**Task directions:** In the entries that follow, find the word "directory" and report each line it is on.

^^^^^^^^

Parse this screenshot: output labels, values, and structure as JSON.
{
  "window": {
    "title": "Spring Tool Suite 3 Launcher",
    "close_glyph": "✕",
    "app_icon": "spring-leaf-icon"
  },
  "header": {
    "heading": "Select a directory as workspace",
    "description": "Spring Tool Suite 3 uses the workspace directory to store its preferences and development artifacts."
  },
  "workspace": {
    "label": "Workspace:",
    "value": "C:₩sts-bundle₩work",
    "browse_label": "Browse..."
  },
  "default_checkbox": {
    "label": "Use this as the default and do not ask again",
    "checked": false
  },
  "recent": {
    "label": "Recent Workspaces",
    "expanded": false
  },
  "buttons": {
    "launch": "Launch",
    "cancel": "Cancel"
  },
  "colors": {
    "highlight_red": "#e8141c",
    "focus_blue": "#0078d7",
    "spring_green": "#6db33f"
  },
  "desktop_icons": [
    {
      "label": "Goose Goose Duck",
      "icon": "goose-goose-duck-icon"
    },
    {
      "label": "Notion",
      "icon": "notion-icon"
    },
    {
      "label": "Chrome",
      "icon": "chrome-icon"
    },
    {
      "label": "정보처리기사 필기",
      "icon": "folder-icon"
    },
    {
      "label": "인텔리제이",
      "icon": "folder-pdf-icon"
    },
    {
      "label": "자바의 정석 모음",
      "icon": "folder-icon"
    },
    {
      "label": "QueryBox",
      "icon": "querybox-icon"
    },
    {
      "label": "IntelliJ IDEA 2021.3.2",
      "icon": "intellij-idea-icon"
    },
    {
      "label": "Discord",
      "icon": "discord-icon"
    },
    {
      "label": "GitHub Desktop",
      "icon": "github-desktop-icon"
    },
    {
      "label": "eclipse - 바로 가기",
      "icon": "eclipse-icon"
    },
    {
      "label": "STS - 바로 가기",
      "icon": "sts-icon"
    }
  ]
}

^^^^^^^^

**Reply to the task:**
    "heading": "Select a directory as workspace",
    "description": "Spring Tool Suite 3 uses the workspace directory to store its preferences and development artifacts."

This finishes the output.